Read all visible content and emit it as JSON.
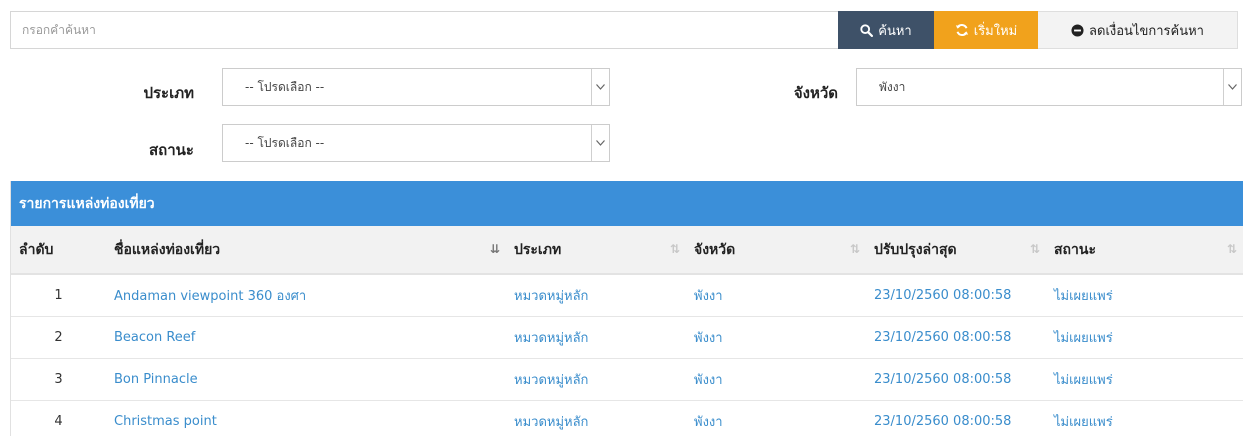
{
  "search": {
    "placeholder": "กรอกคำค้นหา",
    "value": "",
    "search_label": "ค้นหา",
    "reset_label": "เริ่มใหม่",
    "less_label": "ลดเงื่อนไขการค้นหา"
  },
  "filters": {
    "type": {
      "label": "ประเภท",
      "value": "-- โปรดเลือก --"
    },
    "province": {
      "label": "จังหวัด",
      "value": "พังงา"
    },
    "status": {
      "label": "สถานะ",
      "value": "-- โปรดเลือก --"
    }
  },
  "panel": {
    "title": "รายการแหล่งท่องเที่ยว"
  },
  "table": {
    "columns": [
      "ลำดับ",
      "ชื่อแหล่งท่องเที่ยว",
      "ประเภท",
      "จังหวัด",
      "ปรับปรุงล่าสุด",
      "สถานะ"
    ],
    "rows": [
      {
        "no": "1",
        "name": "Andaman viewpoint 360 องศา",
        "type": "หมวดหมู่หลัก",
        "province": "พังงา",
        "updated": "23/10/2560 08:00:58",
        "status": "ไม่เผยแพร่"
      },
      {
        "no": "2",
        "name": "Beacon Reef",
        "type": "หมวดหมู่หลัก",
        "province": "พังงา",
        "updated": "23/10/2560 08:00:58",
        "status": "ไม่เผยแพร่"
      },
      {
        "no": "3",
        "name": "Bon Pinnacle",
        "type": "หมวดหมู่หลัก",
        "province": "พังงา",
        "updated": "23/10/2560 08:00:58",
        "status": "ไม่เผยแพร่"
      },
      {
        "no": "4",
        "name": "Christmas point",
        "type": "หมวดหมู่หลัก",
        "province": "พังงา",
        "updated": "23/10/2560 08:00:58",
        "status": "ไม่เผยแพร่"
      }
    ]
  },
  "icons": {
    "search": "search-icon",
    "reset": "refresh-icon",
    "less": "minus-circle-icon",
    "sort": "sort-icon",
    "sort_active": "sort-amount-desc-icon",
    "caret": "chevron-down-icon"
  },
  "colors": {
    "search_button": "#3e5168",
    "reset_button": "#f1a21c",
    "panel_header": "#3b8fd9",
    "link": "#3a8dcc"
  }
}
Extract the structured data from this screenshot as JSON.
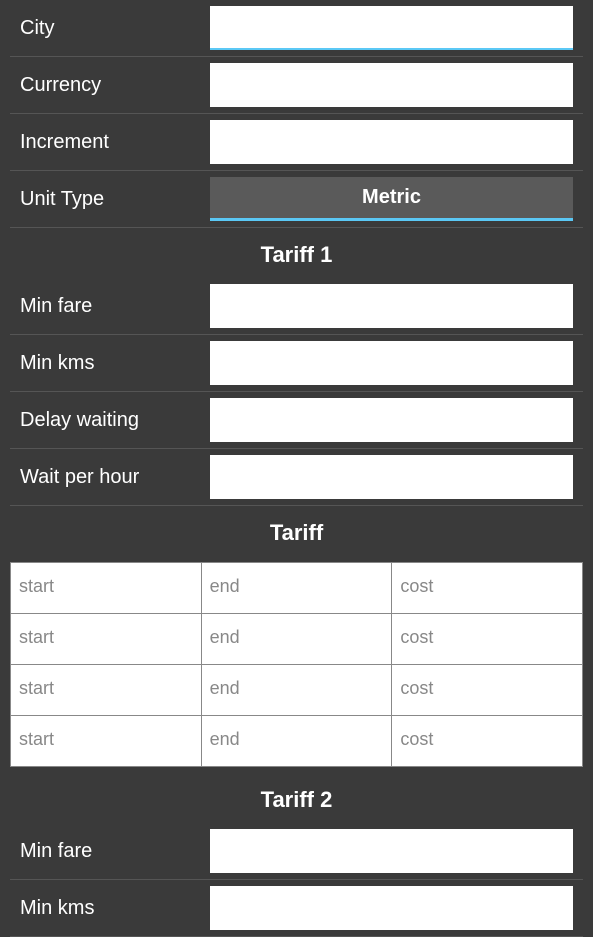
{
  "form": {
    "city_label": "City",
    "currency_label": "Currency",
    "increment_label": "Increment",
    "unit_type_label": "Unit Type",
    "unit_type_value": "Metric",
    "tariff1_title": "Tariff 1",
    "min_fare_label": "Min fare",
    "min_kms_label": "Min kms",
    "delay_waiting_label": "Delay waiting",
    "wait_per_hour_label": "Wait per hour",
    "tariff_title": "Tariff",
    "tariff_rows": [
      {
        "start_placeholder": "start",
        "end_placeholder": "end",
        "cost_placeholder": "cost"
      },
      {
        "start_placeholder": "start",
        "end_placeholder": "end",
        "cost_placeholder": "cost"
      },
      {
        "start_placeholder": "start",
        "end_placeholder": "end",
        "cost_placeholder": "cost"
      },
      {
        "start_placeholder": "start",
        "end_placeholder": "end",
        "cost_placeholder": "cost"
      }
    ],
    "tariff2_title": "Tariff 2",
    "min_fare2_label": "Min fare",
    "min_kms2_label": "Min kms"
  }
}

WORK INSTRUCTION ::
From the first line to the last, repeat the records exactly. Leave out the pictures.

RESPONSE AREA ::
Read all visible content and emit it as JSON.
{
  "search": {
    "placeholder": "กรอกคำค้นหา",
    "value": "",
    "search_label": "ค้นหา",
    "reset_label": "เริ่มใหม่",
    "less_label": "ลดเงื่อนไขการค้นหา"
  },
  "filters": {
    "type": {
      "label": "ประเภท",
      "value": "-- โปรดเลือก --"
    },
    "province": {
      "label": "จังหวัด",
      "value": "พังงา"
    },
    "status": {
      "label": "สถานะ",
      "value": "-- โปรดเลือก --"
    }
  },
  "panel": {
    "title": "รายการแหล่งท่องเที่ยว"
  },
  "table": {
    "columns": [
      "ลำดับ",
      "ชื่อแหล่งท่องเที่ยว",
      "ประเภท",
      "จังหวัด",
      "ปรับปรุงล่าสุด",
      "สถานะ"
    ],
    "rows": [
      {
        "no": "1",
        "name": "Andaman viewpoint 360 องศา",
        "type": "หมวดหมู่หลัก",
        "province": "พังงา",
        "updated": "23/10/2560 08:00:58",
        "status": "ไม่เผยแพร่"
      },
      {
        "no": "2",
        "name": "Beacon Reef",
        "type": "หมวดหมู่หลัก",
        "province": "พังงา",
        "updated": "23/10/2560 08:00:58",
        "status": "ไม่เผยแพร่"
      },
      {
        "no": "3",
        "name": "Bon Pinnacle",
        "type": "หมวดหมู่หลัก",
        "province": "พังงา",
        "updated": "23/10/2560 08:00:58",
        "status": "ไม่เผยแพร่"
      },
      {
        "no": "4",
        "name": "Christmas point",
        "type": "หมวดหมู่หลัก",
        "province": "พังงา",
        "updated": "23/10/2560 08:00:58",
        "status": "ไม่เผยแพร่"
      }
    ]
  },
  "icons": {
    "search": "search-icon",
    "reset": "refresh-icon",
    "less": "minus-circle-icon",
    "sort": "sort-icon",
    "sort_active": "sort-amount-desc-icon",
    "caret": "chevron-down-icon"
  },
  "colors": {
    "search_button": "#3e5168",
    "reset_button": "#f1a21c",
    "panel_header": "#3b8fd9",
    "link": "#3a8dcc"
  }
}
Extract the structured data from this screenshot as JSON.
{
  "form": {
    "city_label": "City",
    "currency_label": "Currency",
    "increment_label": "Increment",
    "unit_type_label": "Unit Type",
    "unit_type_value": "Metric",
    "tariff1_title": "Tariff 1",
    "min_fare_label": "Min fare",
    "min_kms_label": "Min kms",
    "delay_waiting_label": "Delay waiting",
    "wait_per_hour_label": "Wait per hour",
    "tariff_title": "Tariff",
    "tariff_rows": [
      {
        "start_placeholder": "start",
        "end_placeholder": "end",
        "cost_placeholder": "cost"
      },
      {
        "start_placeholder": "start",
        "end_placeholder": "end",
        "cost_placeholder": "cost"
      },
      {
        "start_placeholder": "start",
        "end_placeholder": "end",
        "cost_placeholder": "cost"
      },
      {
        "start_placeholder": "start",
        "end_placeholder": "end",
        "cost_placeholder": "cost"
      }
    ],
    "tariff2_title": "Tariff 2",
    "min_fare2_label": "Min fare",
    "min_kms2_label": "Min kms"
  }
}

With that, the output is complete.